U.S. livestock producers have asked the Department of Agriculture to let them delay payments of government loans. The $2 trillion coronavirus relief bill signed Friday adds $14 billion to the Agriculture Department’s Commodity Credit Corp (CCC) spending authority and provides $9.5 billion to farmers.

That may not be enough, however. The National Cattlemen’s Beef Association has already asked Congress to increase the CCC's spending authority to $50 billion as cattle and other commodity prices continue to fall.

As this vital part of the U.S. economy continues to take blow after blow, farm debt and farm closures are likely to continue to increase. Despite being told by U.S. President Donald Trump last year to "Start thinking about getting bigger tractors," farmers are facing much larger problems.

Leftover Crumbs

  • Results in 5 minutes. Abbott has received approval from the U.S. Food and Drug Administration for its coronavirus test that can provide positive results in as little as five minutes. Abbott will have the tests available to health care providers next week and will ramp up production to 50,000 per day. "The COVID-19 pandemic will be fought on multiple fronts, and a portable molecular test that offers results in minutes adds to the broad range of diagnostic solutions needed to combat this virus," Abbott COO Robert Ford said.

  • We're in a recession. International Monetary Fund chief Kristalina Georgieva says the global economy is now in a recession as a result of the coronavirus. "We have stated that the world is now in recession and that the length and depth of this recession depend on two things: Containing the virus and having an effective, coordinated response to the crisis," Georgieva said. "We’ve never seen the world economy standing still. Now we [do]. How we go about revitalizing it is another important topic."

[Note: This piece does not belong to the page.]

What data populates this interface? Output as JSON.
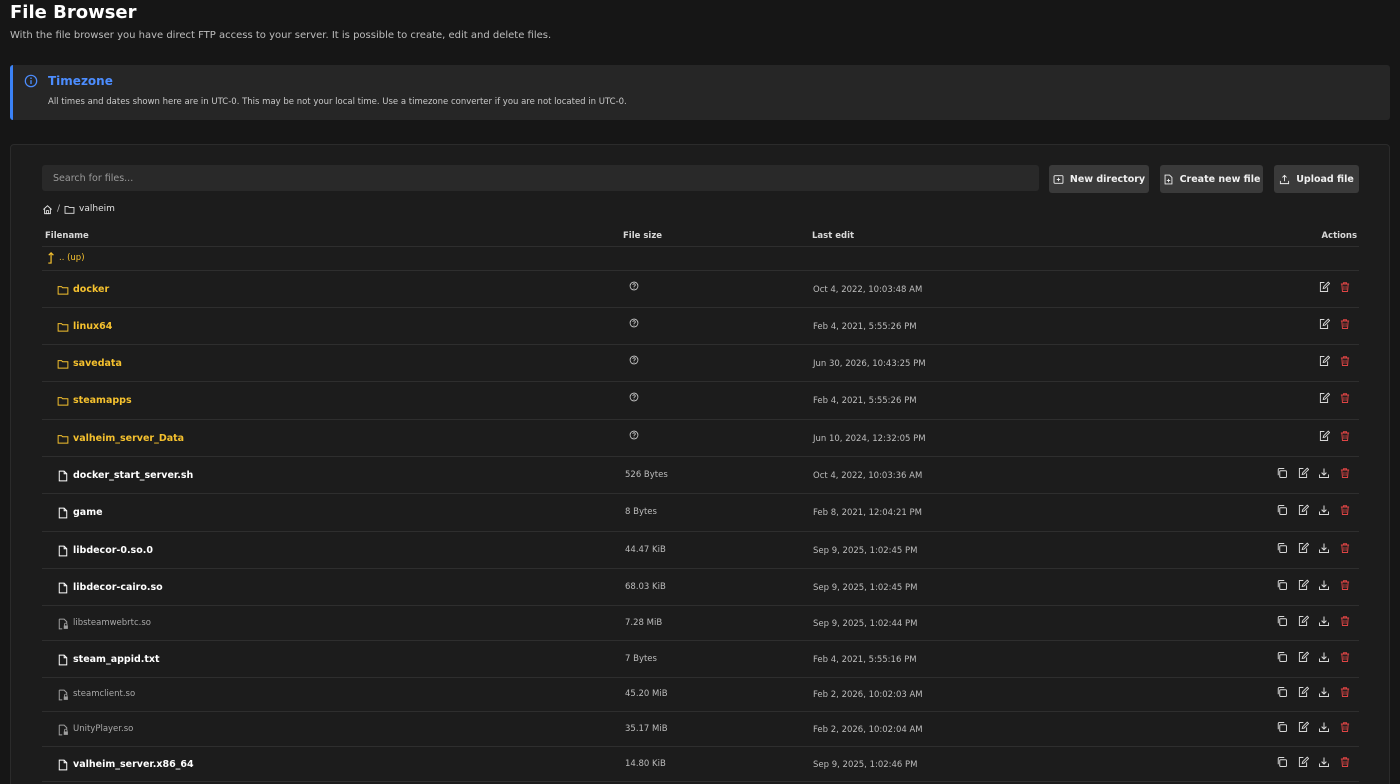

  • Trump and GM go at it. U.S. President Donald Trump has invoked the Defense Production Act to force General Motors to manufacture ventilators after saying the company is "wasting time." GM defended itself, saying they have been working "around the clock for over a week to meet this urgent need" and their commitment to working with ventilator company Ventec Life Systems "has never wavered."

  • No open date announced. The Walt Disney Company said Disneyland and Disney World will remain closed until "further notice" as a result of the cornavirus. "While there is still much uncertainty with respect to the impacts of COVID-19, the safety and well-being of our guests and employees remains The Walt Disney Company’s top priority," the company said.

  • Struggles continue for SoftBank. Satellite operator OneWeb has filed for Chapter 11 bankruptcy, becoming the latest SoftBank-backed company to run into troubles. OneWeb is pursuing a sale of its business and has laid off employees as it seeks debtor-in-possession financing. "Our current situation is a consequence of the economic impact of the COVID-19 crisis," OneWeb CEO Adrian Steckel said.